(LISTED ENTRIES begins)

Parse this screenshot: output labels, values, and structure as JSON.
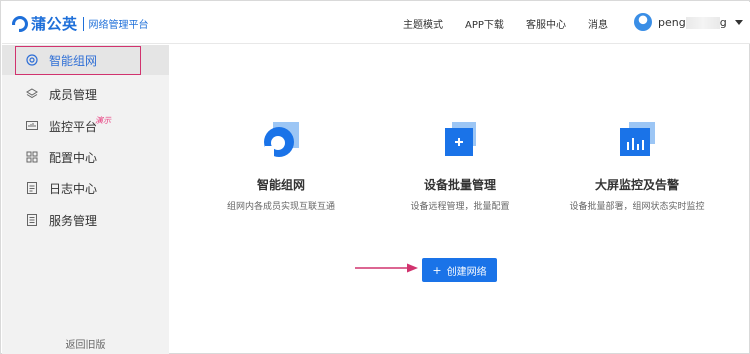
{
  "app": {
    "brand": "蒲公英",
    "subtitle": "网络管理平台"
  },
  "header": {
    "nav": [
      "主题模式",
      "APP下载",
      "客服中心",
      "消息"
    ],
    "user": {
      "name_start": "peng",
      "name_end": "g"
    }
  },
  "sidebar": {
    "items": [
      {
        "label": "智能组网",
        "icon": "network-icon",
        "active": true
      },
      {
        "label": "成员管理",
        "icon": "layers-icon"
      },
      {
        "label": "监控平台",
        "icon": "monitor-icon",
        "badge": "演示"
      },
      {
        "label": "配置中心",
        "icon": "grid-icon"
      },
      {
        "label": "日志中心",
        "icon": "log-icon"
      },
      {
        "label": "服务管理",
        "icon": "service-icon"
      }
    ],
    "footer_link": "返回旧版"
  },
  "features": [
    {
      "title": "智能组网",
      "desc": "组网内各成员实现互联互通",
      "icon": "network-icon"
    },
    {
      "title": "设备批量管理",
      "desc": "设备远程管理，批量配置",
      "icon": "add-device-icon"
    },
    {
      "title": "大屏监控及告警",
      "desc": "设备批量部署，组网状态实时监控",
      "icon": "dashboard-chart-icon"
    }
  ],
  "actions": {
    "create_network": "创建网络"
  },
  "colors": {
    "brand": "#1e6fd9",
    "button": "#1a73e8",
    "annotation": "#d1336e"
  }
}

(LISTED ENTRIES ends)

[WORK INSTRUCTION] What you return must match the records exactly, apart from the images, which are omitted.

[ANSWER BOX]
Parse this screenshot: output labels, values, and structure as JSON.
{
  "app": {
    "brand": "蒲公英",
    "subtitle": "网络管理平台"
  },
  "header": {
    "nav": [
      "主题模式",
      "APP下载",
      "客服中心",
      "消息"
    ],
    "user": {
      "name_start": "peng",
      "name_end": "g"
    }
  },
  "sidebar": {
    "items": [
      {
        "label": "智能组网",
        "icon": "network-icon",
        "active": true
      },
      {
        "label": "成员管理",
        "icon": "layers-icon"
      },
      {
        "label": "监控平台",
        "icon": "monitor-icon",
        "badge": "演示"
      },
      {
        "label": "配置中心",
        "icon": "grid-icon"
      },
      {
        "label": "日志中心",
        "icon": "log-icon"
      },
      {
        "label": "服务管理",
        "icon": "service-icon"
      }
    ],
    "footer_link": "返回旧版"
  },
  "features": [
    {
      "title": "智能组网",
      "desc": "组网内各成员实现互联互通",
      "icon": "network-icon"
    },
    {
      "title": "设备批量管理",
      "desc": "设备远程管理，批量配置",
      "icon": "add-device-icon"
    },
    {
      "title": "大屏监控及告警",
      "desc": "设备批量部署，组网状态实时监控",
      "icon": "dashboard-chart-icon"
    }
  ],
  "actions": {
    "create_network": "创建网络"
  },
  "colors": {
    "brand": "#1e6fd9",
    "button": "#1a73e8",
    "annotation": "#d1336e"
  }
}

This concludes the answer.